- Self = 1 high
- All = 2 all
- Similar = 3 same
- Dissimilar = 3 same
True results – based on seeing what they do at MovieLens was to help others like themselves
- Self = less important
- All = about the same as self
- Similar = was 1 high
- Dissimilar = was low
Adoption & Sustainability
- Time is required to develop and engage the community and so they are thinking of sustainability models
- To frame this area –started with “If they build it will they come” – (“it” = system)
- Now past this to the “If we build it and they do come” they are now scrambling to say “what now?”
- But if they build it with our help and they come, then the process is easier.
- Community engagement fosters a level of adoption
- Community/user engagement
- Economic structure and strategies
Adoption model (bell curve chart) innovators, ->early adopters, ->early majority, ->late majority, ->laggards. The chart shows a chasm in the middle of early adopters.
NanoHUB.org - showed a high level of adoption and engagement with few resources - 91K users, 1598 resources, 141 tools, 388K simulations – built by the nanoscience and technology community.
Sustainability - economic framework
- Recognition of benefits-> articulate benefits-> cultivate sense of value-> willingness to pay->
- Selection-> Effective/reliable delivery-> predictability
- Hosting & supporting focus area for libraries - foster virtual research communities by partnering with professional societies for support
- Technology framework can be forgotten is the community is engaged -
- Sources - citations, images, videos
- Collections, expand index, capture fugitive content, digital collections, media, curricular materials and learning objects
- Classic lists
- Bioethics policy development support
Release the VRC technology stack and development model - must coordinate with other institutions so that there is no duplication
Now looking at affinity to tags in predicting appropriateness of other materials
Parallels in Bamboo community - very big - shared technologies for the humanities (Mellon funded) and must bring faculty along - not just techies - creating a scholarly connection but this project is much further ahead -
EthicShare does not want to become too monolithic - open enough so it can be easily adopted by other communities
What resources to sustain over time? They hope to have additional funding - but at minimum two half time people are needed to sustain it. Work in the policy development arena would take additional staff and resources
AgEcon (http://ageconsearch.umn.edu/) has been going for 15 yrs. Its value has been assigned by the world wide community. Q-how many can any of us reasonably support? These may become "our work" but we need to collaborate with others to make it more comprehensive.
Reidl said the community should provide the content or at least tell us what should be in the repository. As said before - Collections - expand, capture fugitive content, get literature contributions, digital collections, media, curricular materials -

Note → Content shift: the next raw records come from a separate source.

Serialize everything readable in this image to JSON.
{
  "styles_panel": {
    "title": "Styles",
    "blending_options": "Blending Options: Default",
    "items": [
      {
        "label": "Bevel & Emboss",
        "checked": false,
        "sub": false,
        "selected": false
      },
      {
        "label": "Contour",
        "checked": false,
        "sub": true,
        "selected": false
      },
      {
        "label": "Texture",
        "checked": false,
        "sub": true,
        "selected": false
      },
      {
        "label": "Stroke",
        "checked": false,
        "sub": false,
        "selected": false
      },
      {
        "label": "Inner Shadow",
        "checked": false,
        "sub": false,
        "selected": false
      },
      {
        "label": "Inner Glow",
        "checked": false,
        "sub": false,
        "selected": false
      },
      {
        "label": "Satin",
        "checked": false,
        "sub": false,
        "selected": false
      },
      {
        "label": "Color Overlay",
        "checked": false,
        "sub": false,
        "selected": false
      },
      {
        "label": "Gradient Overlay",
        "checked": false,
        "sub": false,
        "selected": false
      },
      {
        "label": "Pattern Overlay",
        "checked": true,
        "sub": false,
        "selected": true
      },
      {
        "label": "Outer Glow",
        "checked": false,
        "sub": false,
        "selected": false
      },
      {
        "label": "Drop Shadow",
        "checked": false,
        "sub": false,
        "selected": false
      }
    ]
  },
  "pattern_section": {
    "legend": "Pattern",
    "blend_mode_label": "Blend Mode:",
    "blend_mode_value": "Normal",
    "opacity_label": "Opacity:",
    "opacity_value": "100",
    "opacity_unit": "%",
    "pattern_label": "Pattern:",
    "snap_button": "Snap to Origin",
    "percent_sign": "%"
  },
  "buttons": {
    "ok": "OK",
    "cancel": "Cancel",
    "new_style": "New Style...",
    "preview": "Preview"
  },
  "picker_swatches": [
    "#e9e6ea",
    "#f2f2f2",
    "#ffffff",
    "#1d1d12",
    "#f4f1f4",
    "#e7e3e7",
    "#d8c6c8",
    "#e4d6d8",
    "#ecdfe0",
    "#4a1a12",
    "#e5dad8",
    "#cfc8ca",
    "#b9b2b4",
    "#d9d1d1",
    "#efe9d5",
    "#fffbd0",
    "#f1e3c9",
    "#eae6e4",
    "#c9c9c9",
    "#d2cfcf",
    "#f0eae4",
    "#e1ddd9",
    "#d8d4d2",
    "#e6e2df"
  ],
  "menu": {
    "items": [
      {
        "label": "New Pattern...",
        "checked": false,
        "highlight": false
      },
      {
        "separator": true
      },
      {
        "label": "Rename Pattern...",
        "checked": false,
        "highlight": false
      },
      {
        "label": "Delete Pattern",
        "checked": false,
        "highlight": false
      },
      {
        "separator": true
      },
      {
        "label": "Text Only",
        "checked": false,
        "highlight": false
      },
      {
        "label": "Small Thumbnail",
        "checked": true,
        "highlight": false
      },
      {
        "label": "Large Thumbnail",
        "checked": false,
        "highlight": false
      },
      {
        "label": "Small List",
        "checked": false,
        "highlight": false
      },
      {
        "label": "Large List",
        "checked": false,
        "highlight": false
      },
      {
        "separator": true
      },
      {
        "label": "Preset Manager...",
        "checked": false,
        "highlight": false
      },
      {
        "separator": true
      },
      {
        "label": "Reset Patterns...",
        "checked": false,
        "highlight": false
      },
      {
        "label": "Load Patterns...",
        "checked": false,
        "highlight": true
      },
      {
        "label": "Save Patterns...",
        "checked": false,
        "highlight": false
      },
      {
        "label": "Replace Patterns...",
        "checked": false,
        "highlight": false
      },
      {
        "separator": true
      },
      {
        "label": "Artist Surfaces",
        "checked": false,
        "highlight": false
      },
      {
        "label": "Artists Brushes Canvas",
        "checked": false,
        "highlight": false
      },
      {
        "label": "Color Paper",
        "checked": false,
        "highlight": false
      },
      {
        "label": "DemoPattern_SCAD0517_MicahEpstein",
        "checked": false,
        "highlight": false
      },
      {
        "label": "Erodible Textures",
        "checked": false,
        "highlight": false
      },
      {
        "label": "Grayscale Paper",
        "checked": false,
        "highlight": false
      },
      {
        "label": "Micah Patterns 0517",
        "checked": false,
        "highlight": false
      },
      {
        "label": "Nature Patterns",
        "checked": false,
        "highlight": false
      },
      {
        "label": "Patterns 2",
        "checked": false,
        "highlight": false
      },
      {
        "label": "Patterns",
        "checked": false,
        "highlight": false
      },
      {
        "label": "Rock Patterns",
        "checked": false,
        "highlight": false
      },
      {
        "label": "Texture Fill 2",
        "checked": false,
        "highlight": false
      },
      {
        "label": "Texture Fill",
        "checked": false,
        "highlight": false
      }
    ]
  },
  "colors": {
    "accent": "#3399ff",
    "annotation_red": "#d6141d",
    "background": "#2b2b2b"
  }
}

What is the participation? Success measured: they have been doing quiet launches and will have a better sense from their presence at community related conferences. They want to get center directors on board first.